Britton’s arrangement of visual material deviates from what one might expect from a nineteenth-century guidebook. The publication does not aim to serve as a total objective representation of the building fabric itself, despite the methods of representation employed that might suggest otherwise. With this limited scope of knowledge being conserved, the act of resurrecting the house-museum once ‘levelled to dust’ is rendered impossible. Ultimately 14 of Britton’s engravings were used in Soane’s own description of his house-museum. 17 of the survey drawings and views used for the engravings, by the hands of C.J. Richardson, Edward Davis and Henry Shaw, can be found bound within a small paper, quarto issue of The Union of Architecture, Sculpture and Painting , SM Drawings Vol. 84, Sir John Soane Museum collection reference 6614.
Postscript: Collector’s Memorandum
Almost a decade and a half after the failed volume, the lineage of the Soane guidebook persists, the house-museum very much in-tact.
Meanwhile, friends and acquaintances of Ray Bradbury were forgiven for assuming the section at the top of his letterhead depicted his own home in Los Angeles. The American science fiction novelist and screenwriter acknowledged the misgiving in his 1991 collection of essays Yestermorrow. In ‘Go Not To Graveyards, Seek Me at Soane’s’ (1987) Bradbury explains, ‘I have used Soane’s digs as my letterhead for some fifteen years.’ He outlines his wish to reside in the upper levels of the ‘vertical tombyard’, to be buried there – ‘[y]ou see that Egyptian tomb, lower left? That’s it. File me there, with bread and onions, for eternity!’ – such fandom is perhaps unsurprising considering Bradbury’s eccentricities, as well as his own infamous basement. His poem focusses on objects within Soane’s collection, and largely reads like a catalogue raisonné. Noticeably absent is any mention of the building fabric of Soane’s ‘digs’.
This section was originally drawn for publication in Britton’s The Union of Architecture, Sculpture and Painting (1827) alongside a ground plan of the basement level of the museum. It has since been reproduced considerably; it can be found in great abundance in the museum gift shop, in the latest guidebooks, printed on tote bags, mugs and dish towels.
It is noteworthy that Bradbury refers to Soane’s museum as a ‘vertical tombyard’, for this is precisely what concerns him – the verticality, the walls of the museum, which are the canvas for Soane’s collection to be hung from. Cropping the ground plan from this depiction is a further testament to Bradbury’s interests. In borrowing the section, Bradbury associates himself specifically with Soane, the collector. Both Bradbury and Soane share an interest in future speculation, for Bradbury in the form of science fiction and the advent of new technologies, and for Soane, the future of his own architectural legacy – best summarised in Crude Hints towards an history of my house, an unpublished manuscript written in 1812, in which Soane imagines a future antiquarian discovering the ruins of his house-museum.

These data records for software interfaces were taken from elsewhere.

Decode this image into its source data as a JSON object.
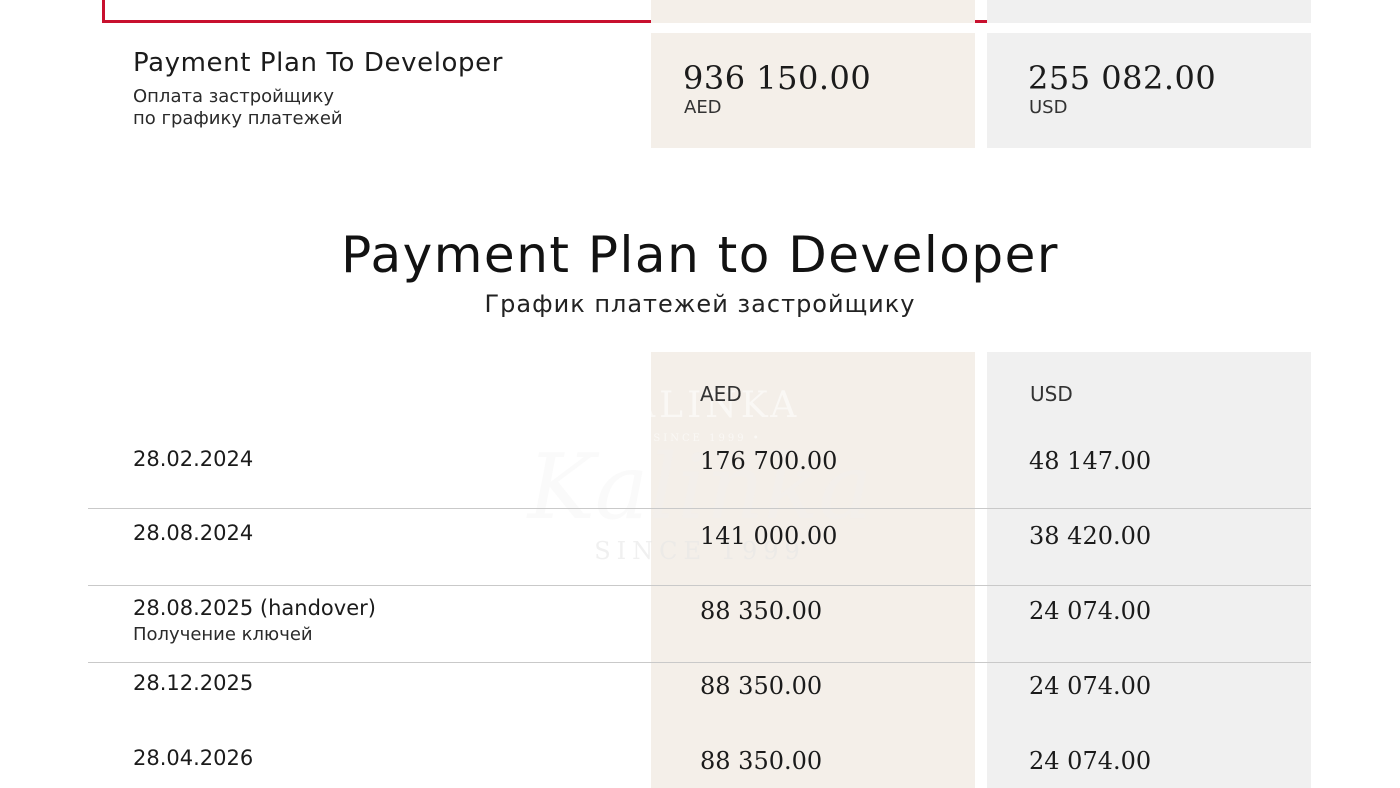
{
  "summary": {
    "title": "Payment Plan To Developer",
    "subtitle_line1": "Оплата застройщику",
    "subtitle_line2": "по графику платежей",
    "aed_amount": "936 150.00",
    "aed_label": "AED",
    "usd_amount": "255 082.00",
    "usd_label": "USD"
  },
  "section": {
    "title": "Payment Plan to Developer",
    "subtitle": "График платежей застройщику"
  },
  "table": {
    "headers": {
      "aed": "AED",
      "usd": "USD"
    },
    "rows": [
      {
        "date": "28.02.2024",
        "note": "",
        "aed": "176 700.00",
        "usd": "48 147.00"
      },
      {
        "date": "28.08.2024",
        "note": "",
        "aed": "141 000.00",
        "usd": "38 420.00"
      },
      {
        "date": "28.08.2025 (handover)",
        "note": "Получение ключей",
        "aed": "88 350.00",
        "usd": "24 074.00"
      },
      {
        "date": "28.12.2025",
        "note": "",
        "aed": "88 350.00",
        "usd": "24 074.00"
      },
      {
        "date": "28.04.2026",
        "note": "",
        "aed": "88 350.00",
        "usd": "24 074.00"
      }
    ]
  },
  "watermark": {
    "brand": "KALINKA",
    "since_small": "• SINCE 1999 •",
    "script": "Kalinka",
    "since_big": "SINCE 1999"
  },
  "colors": {
    "frame_red": "#c8102e",
    "aed_column_bg": "#f4efe9",
    "usd_column_bg": "#f0f0f0"
  }
}
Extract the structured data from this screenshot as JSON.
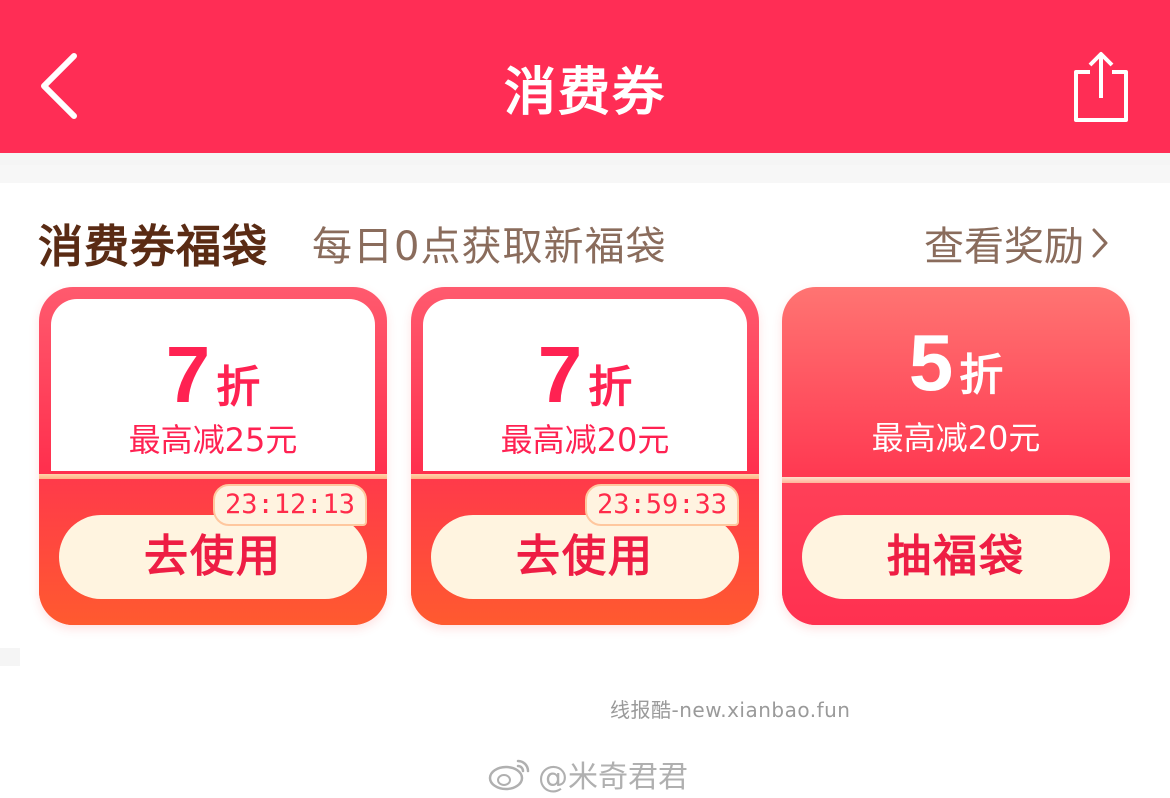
{
  "header": {
    "title": "消费券"
  },
  "section": {
    "title": "消费券福袋",
    "subtitle": "每日0点获取新福袋",
    "view_rewards": "查看奖励"
  },
  "cards": [
    {
      "discount": "7",
      "unit": "折",
      "cap": "最高减25元",
      "timer": "23:12:13",
      "button": "去使用"
    },
    {
      "discount": "7",
      "unit": "折",
      "cap": "最高减20元",
      "timer": "23:59:33",
      "button": "去使用"
    },
    {
      "discount": "5",
      "unit": "折",
      "cap": "最高减20元",
      "button": "抽福袋"
    }
  ],
  "watermarks": {
    "site": "线报酷-new.xianbao.fun",
    "author": "@米奇君君"
  },
  "icons": {
    "back": "back-chevron-icon",
    "share": "share-icon",
    "chevron": "chevron-right-icon",
    "weibo": "weibo-logo-icon"
  },
  "colors": {
    "header": "#ff2d55",
    "accent": "#ff2252",
    "button_bg": "#fff4e0"
  }
}
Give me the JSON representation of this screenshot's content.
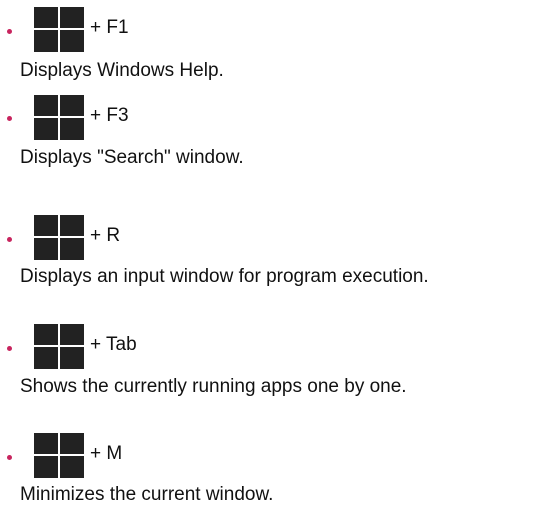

Alexandra received her PhD in Architectural History from the University of East Anglia, and an MA in History of Art from the Courtauld Institute. She currently works at Haworth Tompkins.
This text was submitted in the long form category (1000-1500 words) of the Drawing Matter Writing Prize 2020.